Records drawn from a dataset —
= Beginning of Section =
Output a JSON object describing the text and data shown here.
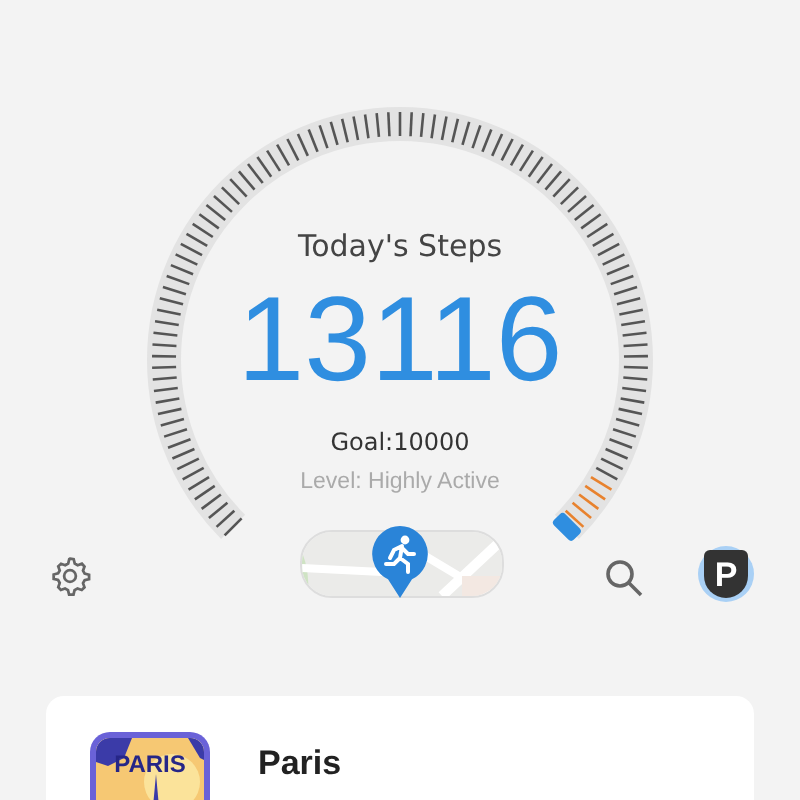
{
  "gauge": {
    "title": "Today's Steps",
    "steps": "13116",
    "goal": "Goal:10000",
    "activity_level": "Level: Highly Active",
    "level": 1
  },
  "toolbar": {
    "avatar_letter": "P"
  },
  "card": {
    "badge_text": "PARIS",
    "title": "Paris"
  }
}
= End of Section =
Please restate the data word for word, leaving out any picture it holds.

Task result —
Output a JSON object describing the text and data shown here.
{
  "gauge": {
    "title": "Today's Steps",
    "steps": "13116",
    "goal": "Goal:10000",
    "activity_level": "Level: Highly Active",
    "level": 1
  },
  "toolbar": {
    "avatar_letter": "P"
  },
  "card": {
    "badge_text": "PARIS",
    "title": "Paris"
  }
}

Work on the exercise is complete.